## [Problem]
Tell how many lines below include the word "Match". Only the number should appear.

Website and app data records
──────────

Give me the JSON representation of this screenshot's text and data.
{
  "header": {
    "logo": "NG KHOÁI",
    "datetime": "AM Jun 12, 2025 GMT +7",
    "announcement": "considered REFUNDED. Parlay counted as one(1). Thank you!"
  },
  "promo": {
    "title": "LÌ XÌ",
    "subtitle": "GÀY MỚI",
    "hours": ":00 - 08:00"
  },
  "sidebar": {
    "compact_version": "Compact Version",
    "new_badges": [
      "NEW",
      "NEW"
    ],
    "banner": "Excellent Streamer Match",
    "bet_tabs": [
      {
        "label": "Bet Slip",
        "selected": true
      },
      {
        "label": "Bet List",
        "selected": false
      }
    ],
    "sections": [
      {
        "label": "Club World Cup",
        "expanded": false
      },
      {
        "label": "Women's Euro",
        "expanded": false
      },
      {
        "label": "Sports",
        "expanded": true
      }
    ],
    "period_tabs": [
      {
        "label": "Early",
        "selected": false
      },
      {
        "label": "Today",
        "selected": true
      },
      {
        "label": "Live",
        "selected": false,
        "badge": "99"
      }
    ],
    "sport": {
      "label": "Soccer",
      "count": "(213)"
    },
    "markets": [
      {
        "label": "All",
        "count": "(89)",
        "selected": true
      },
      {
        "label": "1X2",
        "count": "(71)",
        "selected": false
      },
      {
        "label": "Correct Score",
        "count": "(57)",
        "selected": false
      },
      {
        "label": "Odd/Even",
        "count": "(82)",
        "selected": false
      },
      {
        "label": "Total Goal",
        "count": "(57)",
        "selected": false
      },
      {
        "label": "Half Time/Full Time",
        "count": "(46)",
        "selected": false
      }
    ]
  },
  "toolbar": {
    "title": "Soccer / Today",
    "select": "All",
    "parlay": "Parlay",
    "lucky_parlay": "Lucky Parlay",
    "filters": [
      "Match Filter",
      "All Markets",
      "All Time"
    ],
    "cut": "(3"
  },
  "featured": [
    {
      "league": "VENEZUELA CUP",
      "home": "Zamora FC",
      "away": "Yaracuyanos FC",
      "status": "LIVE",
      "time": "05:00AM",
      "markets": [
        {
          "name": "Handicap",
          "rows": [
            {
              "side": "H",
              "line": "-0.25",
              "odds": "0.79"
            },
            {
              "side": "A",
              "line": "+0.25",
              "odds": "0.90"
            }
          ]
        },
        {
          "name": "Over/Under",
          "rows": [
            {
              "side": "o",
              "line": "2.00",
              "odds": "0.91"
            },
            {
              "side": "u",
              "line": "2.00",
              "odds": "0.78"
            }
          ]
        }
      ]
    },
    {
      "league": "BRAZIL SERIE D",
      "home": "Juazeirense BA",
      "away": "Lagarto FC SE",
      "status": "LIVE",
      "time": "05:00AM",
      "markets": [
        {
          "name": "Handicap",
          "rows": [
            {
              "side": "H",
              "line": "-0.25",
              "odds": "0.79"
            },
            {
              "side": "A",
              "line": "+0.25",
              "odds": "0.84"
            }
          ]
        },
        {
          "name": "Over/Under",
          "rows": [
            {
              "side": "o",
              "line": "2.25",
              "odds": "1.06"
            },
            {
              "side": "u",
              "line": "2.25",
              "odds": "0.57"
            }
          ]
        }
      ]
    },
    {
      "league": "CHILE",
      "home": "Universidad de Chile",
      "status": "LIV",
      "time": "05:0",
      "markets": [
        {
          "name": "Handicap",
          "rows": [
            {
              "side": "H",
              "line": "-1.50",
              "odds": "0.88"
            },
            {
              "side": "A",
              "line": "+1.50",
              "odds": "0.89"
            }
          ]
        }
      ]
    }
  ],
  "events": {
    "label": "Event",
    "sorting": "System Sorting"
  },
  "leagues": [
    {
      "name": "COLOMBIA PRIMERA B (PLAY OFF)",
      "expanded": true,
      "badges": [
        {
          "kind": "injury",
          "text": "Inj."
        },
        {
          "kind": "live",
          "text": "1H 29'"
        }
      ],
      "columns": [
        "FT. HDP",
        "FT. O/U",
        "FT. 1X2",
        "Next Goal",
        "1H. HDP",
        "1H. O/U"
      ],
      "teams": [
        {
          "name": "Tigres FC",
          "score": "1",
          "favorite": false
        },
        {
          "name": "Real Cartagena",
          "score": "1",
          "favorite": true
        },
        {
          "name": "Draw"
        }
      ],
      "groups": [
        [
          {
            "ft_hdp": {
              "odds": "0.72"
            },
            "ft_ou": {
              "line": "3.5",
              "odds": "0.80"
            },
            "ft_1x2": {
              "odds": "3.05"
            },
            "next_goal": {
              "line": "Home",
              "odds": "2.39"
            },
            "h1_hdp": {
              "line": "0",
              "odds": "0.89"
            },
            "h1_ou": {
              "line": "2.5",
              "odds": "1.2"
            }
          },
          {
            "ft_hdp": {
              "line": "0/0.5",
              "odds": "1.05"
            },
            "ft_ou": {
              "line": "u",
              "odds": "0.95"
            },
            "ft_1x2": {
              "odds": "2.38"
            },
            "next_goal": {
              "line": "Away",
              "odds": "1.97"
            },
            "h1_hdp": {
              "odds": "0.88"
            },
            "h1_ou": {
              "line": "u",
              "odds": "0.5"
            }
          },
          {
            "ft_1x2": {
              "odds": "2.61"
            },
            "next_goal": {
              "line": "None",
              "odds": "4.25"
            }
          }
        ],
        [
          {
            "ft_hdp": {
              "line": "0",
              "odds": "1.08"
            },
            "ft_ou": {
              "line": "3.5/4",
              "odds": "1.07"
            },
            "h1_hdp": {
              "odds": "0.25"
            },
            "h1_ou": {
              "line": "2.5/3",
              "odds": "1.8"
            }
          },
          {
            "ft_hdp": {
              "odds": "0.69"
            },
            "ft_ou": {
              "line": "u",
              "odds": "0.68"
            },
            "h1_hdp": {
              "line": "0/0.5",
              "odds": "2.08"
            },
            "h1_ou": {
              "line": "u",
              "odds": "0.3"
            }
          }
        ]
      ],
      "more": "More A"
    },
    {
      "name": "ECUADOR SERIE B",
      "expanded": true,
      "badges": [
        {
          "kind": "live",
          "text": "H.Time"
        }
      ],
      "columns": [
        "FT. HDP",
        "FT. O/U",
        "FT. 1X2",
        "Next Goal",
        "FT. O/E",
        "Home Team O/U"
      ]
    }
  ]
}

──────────

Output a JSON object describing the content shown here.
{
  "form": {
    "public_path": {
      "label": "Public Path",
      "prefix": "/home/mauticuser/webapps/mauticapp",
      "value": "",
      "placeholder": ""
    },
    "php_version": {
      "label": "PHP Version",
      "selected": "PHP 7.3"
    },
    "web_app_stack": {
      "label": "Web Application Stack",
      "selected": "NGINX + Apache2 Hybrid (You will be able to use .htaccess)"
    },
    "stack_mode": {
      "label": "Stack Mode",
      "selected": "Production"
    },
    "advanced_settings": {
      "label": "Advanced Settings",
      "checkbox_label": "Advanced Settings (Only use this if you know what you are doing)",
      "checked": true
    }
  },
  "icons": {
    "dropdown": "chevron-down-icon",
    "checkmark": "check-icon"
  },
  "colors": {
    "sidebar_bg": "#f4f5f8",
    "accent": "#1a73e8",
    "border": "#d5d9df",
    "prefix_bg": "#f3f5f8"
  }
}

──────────

## [Task response]
2